Many of these exceptional players have had perhaps the most rigorous and inspiring musical training in the world. They come from the Ukraine, the country of Horowitz, Milstein, Gilels, Richter and Kogan and have been students in the great academies of Moscow and St Petersburg.
When nine of these classical musicians performed here in a concert organised by a fellow-Russian Klavdia Vainshtein about a year ago, the audience was overwhelmed. "They said they didn't know there were so many world-class musicians living in Melbourne," says Vainshtein, who is now helping to promote concerts for about 50 Russian classical, folk and jazz musicians.
Some of these Russian classical musicians are still struggling to gain recognition. Competition for major performances is fierce, but some would also say that these musicians, even the younger ones, have a romantic style of playing that belongs to another time and it just does not work for Western audiences.
Also, that they are inclined to resist new approaches to interpretation with a firmness that can be seen as arrogance.
But no one would deny that within their tradition, there are treasures - particularly their teaching techniques and interpretations of the great Russian and Romantic repertoire - and that if they are not exposed and appreciated, it will be a deep loss to our culture.
Despite his impeccable background, Boris Guslitser has had a most difficult time in Australia. He has survived by teaching at Geelong Grammar for the past 11 years, but has never had the chance to show his talent on the big stage.
From Azerbajan, which borders Iran, Guslitser won a major prize in the 1976 Liszt Bartok International Competition in Budapest, where he was described by French pianist and judge Vlado Perlemuter as one of the most outstanding pianists of his generation.
But due to the many restrictions on Jews in the former Soviet Union, Guslitser migrated a few years later to Israel and then to Melbourne in 1987. Though no major performing opportunity has arisen, he practises every day for up to six hours, because he has to.
Guslitser has never been given work at any of the main music schools.
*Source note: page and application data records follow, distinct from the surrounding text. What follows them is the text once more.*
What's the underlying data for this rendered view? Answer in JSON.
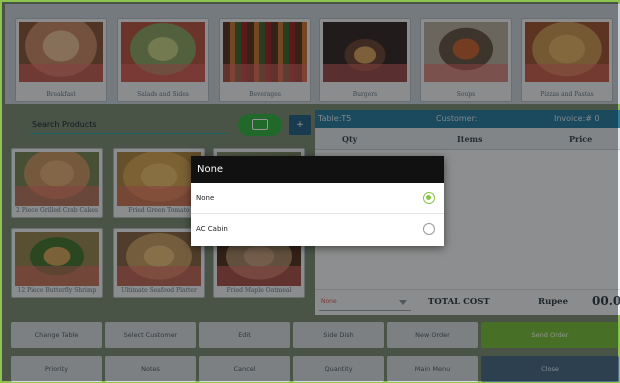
{
  "categories": [
    {
      "label": "Breakfast",
      "icon": "breakfast-plate-image",
      "color": "#c98a6b"
    },
    {
      "label": "Salads and Sides",
      "icon": "salad-bowl-image",
      "color": "#8fa56a"
    },
    {
      "label": "Beverages",
      "icon": "beverage-bottles-image",
      "color": "#9c6f5a"
    },
    {
      "label": "Burgers",
      "icon": "burger-image",
      "color": "#6d4a3a"
    },
    {
      "label": "Soups",
      "icon": "soup-bowl-image",
      "color": "#a06a4a"
    },
    {
      "label": "Pizzas and Pastas",
      "icon": "pizza-image",
      "color": "#c89a5a"
    }
  ],
  "search": {
    "placeholder": "Search Products"
  },
  "keyboard_button": {
    "icon": "keyboard-icon"
  },
  "add_button": {
    "label": "+"
  },
  "products": [
    {
      "label": "2 Piece Grilled Crab Cakes",
      "color": "#c99a6a"
    },
    {
      "label": "Fried Green Tomato",
      "color": "#d5a85a"
    },
    {
      "label": "",
      "color": "#8c9a7a"
    },
    {
      "label": "12 Piece Butterfly Shrimp",
      "color": "#9a8a5a"
    },
    {
      "label": "Ultimate Seafood Platter",
      "color": "#c8a06a"
    },
    {
      "label": "Fried Maple Oatmeal",
      "color": "#a68a6a"
    }
  ],
  "order": {
    "table": "Table:T5",
    "customer": "Customer:",
    "invoice": "Invoice:# 0",
    "columns": [
      "Qty",
      "Items",
      "Price"
    ],
    "selector_value": "None",
    "total_label": "TOTAL COST",
    "currency": "Rupee",
    "total_value": "00.00"
  },
  "actions_row1": [
    "Change Table",
    "Select Customer",
    "Edit",
    "Side Dish",
    "New Order",
    "Send Order"
  ],
  "actions_row2": [
    "Priority",
    "Notes",
    "Cancel",
    "Quantity",
    "Main Menu",
    "Close"
  ],
  "dialog": {
    "title": "None",
    "options": [
      {
        "label": "None",
        "selected": true
      },
      {
        "label": "AC Cabin",
        "selected": false
      }
    ]
  },
  "colors": {
    "accent_green": "#39b54a",
    "primary_blue": "#2f7ea0",
    "radio_on": "#8bc34a"
  }
}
He says he understands why: "The musical world is very small and people have fought for their positions and they have to hang on to them."
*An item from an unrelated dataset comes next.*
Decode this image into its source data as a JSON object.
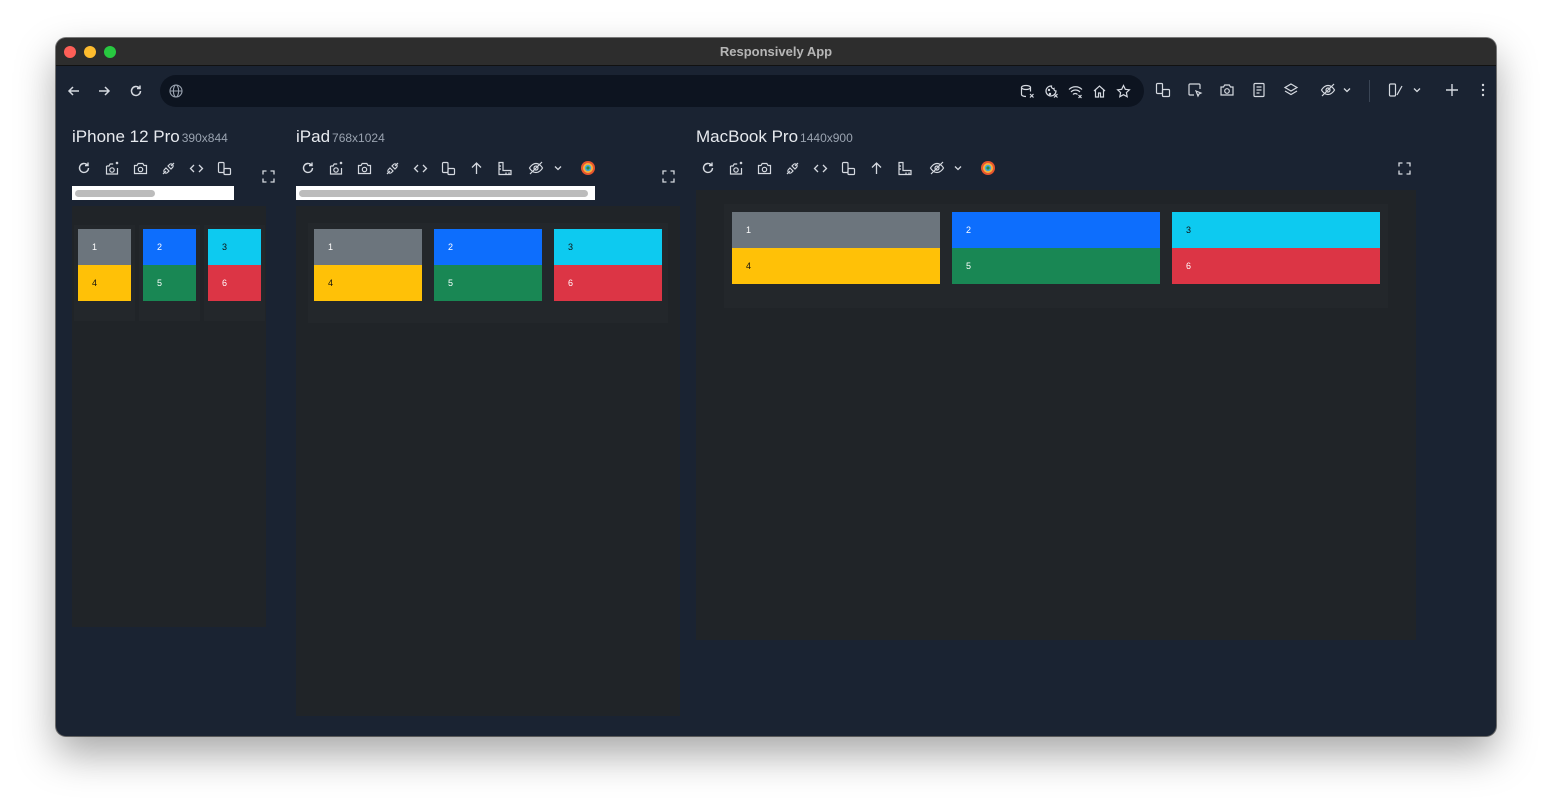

As a teacher, he is impressed by the talent of Australian children considering how little practice they do. "In Russia, we practise from morning to the night if we want to do music professionally. My main concern here is that I never see people aged 15-25 at my concerts. The majority are in their 50s. There are so many students learning music, why they are not interested in going to live concerts is a mystery to me. In Russia, 90 per cent of the audiences were the students of the conservatorium."
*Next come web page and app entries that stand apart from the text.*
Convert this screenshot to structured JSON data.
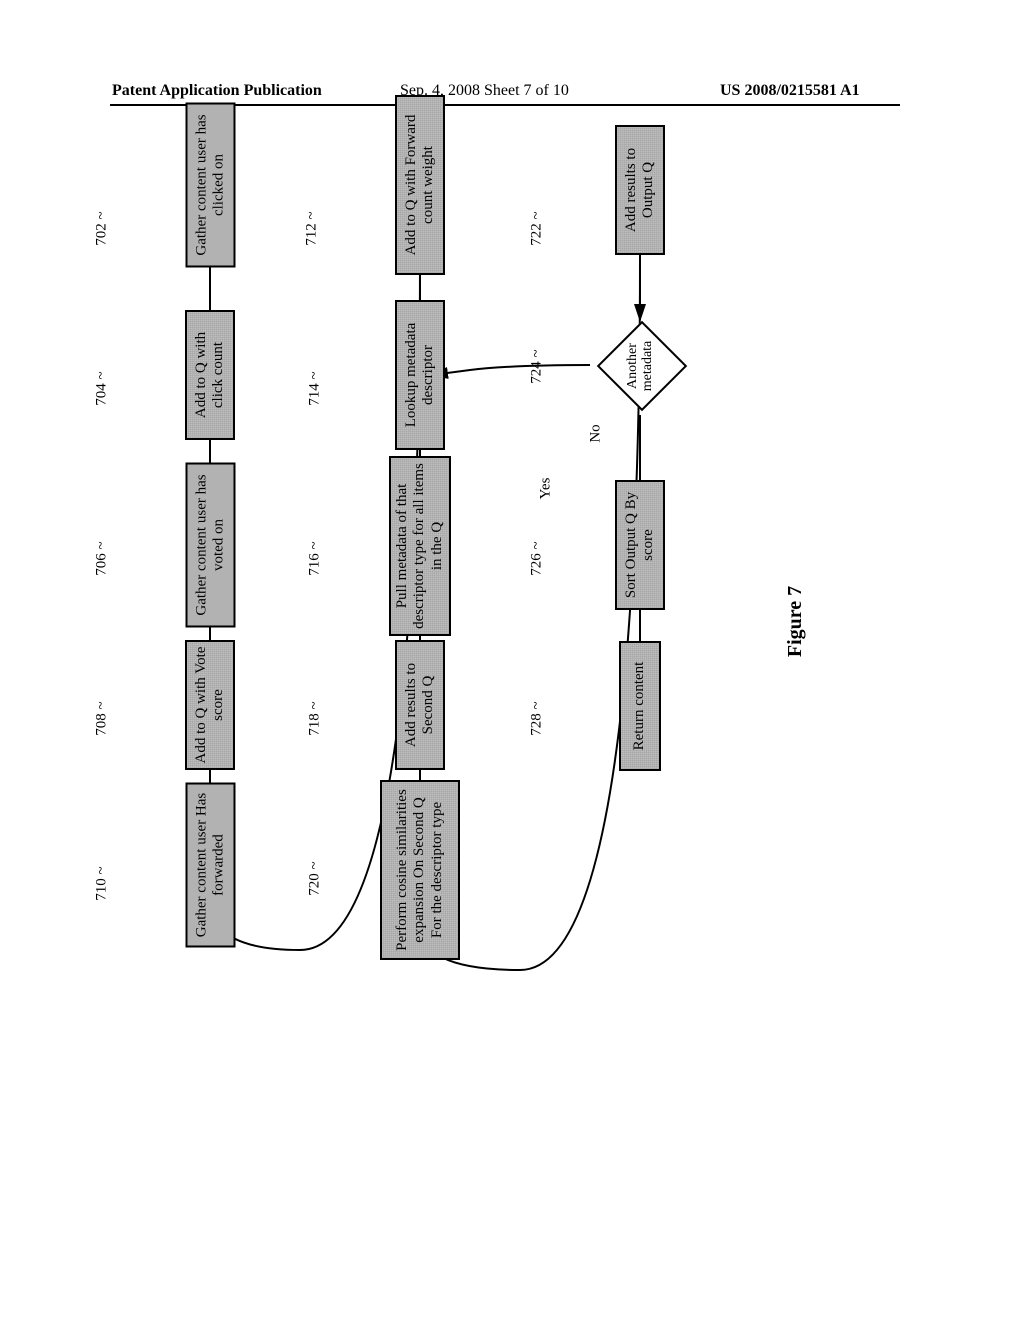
{
  "header": {
    "left": "Patent Application Publication",
    "mid": "Sep. 4, 2008  Sheet 7 of 10",
    "right": "US 2008/0215581 A1"
  },
  "figure_caption": "Figure 7",
  "labels": {
    "yes": "Yes",
    "no": "No"
  },
  "refs": {
    "r702": "702 ~",
    "r704": "704 ~",
    "r706": "706 ~",
    "r708": "708 ~",
    "r710": "710 ~",
    "r712": "712 ~",
    "r714": "714 ~",
    "r716": "716 ~",
    "r718": "718 ~",
    "r720": "720 ~",
    "r722": "722 ~",
    "r724": "724 ~",
    "r726": "726 ~",
    "r728": "728 ~"
  },
  "boxes": {
    "b702": "Gather content user has clicked on",
    "b704": "Add to Q with click count",
    "b706": "Gather content user has voted on",
    "b708": "Add to Q with Vote score",
    "b710": "Gather content user Has forwarded",
    "b712": "Add to Q with Forward count weight",
    "b714": "Lookup metadata descriptor",
    "b716": "Pull metadata of that descriptor type for all items in the Q",
    "b718": "Add results to Second Q",
    "b720": "Perform cosine similarities expansion On Second Q For the descriptor type",
    "b722": "Add results to Output Q",
    "b724": "Another metadata",
    "b726": "Sort Output Q By score",
    "b728": "Return content"
  },
  "chart_data": {
    "type": "flowchart",
    "title": "Figure 7",
    "nodes": [
      {
        "id": "702",
        "type": "process",
        "text": "Gather content user has clicked on"
      },
      {
        "id": "704",
        "type": "process",
        "text": "Add to Q with click count"
      },
      {
        "id": "706",
        "type": "process",
        "text": "Gather content user has voted on"
      },
      {
        "id": "708",
        "type": "process",
        "text": "Add to Q with Vote score"
      },
      {
        "id": "710",
        "type": "process",
        "text": "Gather content user Has forwarded"
      },
      {
        "id": "712",
        "type": "process",
        "text": "Add to Q with Forward count weight"
      },
      {
        "id": "714",
        "type": "process",
        "text": "Lookup metadata descriptor"
      },
      {
        "id": "716",
        "type": "process",
        "text": "Pull metadata of that descriptor type for all items in the Q"
      },
      {
        "id": "718",
        "type": "process",
        "text": "Add results to Second Q"
      },
      {
        "id": "720",
        "type": "process",
        "text": "Perform cosine similarities expansion On Second Q For the descriptor type"
      },
      {
        "id": "722",
        "type": "process",
        "text": "Add results to Output Q"
      },
      {
        "id": "724",
        "type": "decision",
        "text": "Another metadata"
      },
      {
        "id": "726",
        "type": "process",
        "text": "Sort Output Q By score"
      },
      {
        "id": "728",
        "type": "process",
        "text": "Return content"
      }
    ],
    "edges": [
      {
        "from": "702",
        "to": "704"
      },
      {
        "from": "704",
        "to": "706"
      },
      {
        "from": "706",
        "to": "708"
      },
      {
        "from": "708",
        "to": "710"
      },
      {
        "from": "710",
        "to": "712"
      },
      {
        "from": "712",
        "to": "714"
      },
      {
        "from": "714",
        "to": "716"
      },
      {
        "from": "716",
        "to": "718"
      },
      {
        "from": "718",
        "to": "720"
      },
      {
        "from": "720",
        "to": "722"
      },
      {
        "from": "722",
        "to": "724"
      },
      {
        "from": "724",
        "to": "714",
        "label": "Yes"
      },
      {
        "from": "724",
        "to": "726",
        "label": "No"
      },
      {
        "from": "726",
        "to": "728"
      }
    ]
  }
}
He thinks children need to be pushed to appreciate classical music. "Beethoven didn't like to practise and his parents forced him, Paganini was tied to the chair in order to practise. Children never like music; it's very serious and difficult. But if you take them to a live performance once or twice a year, they get get a taste for it."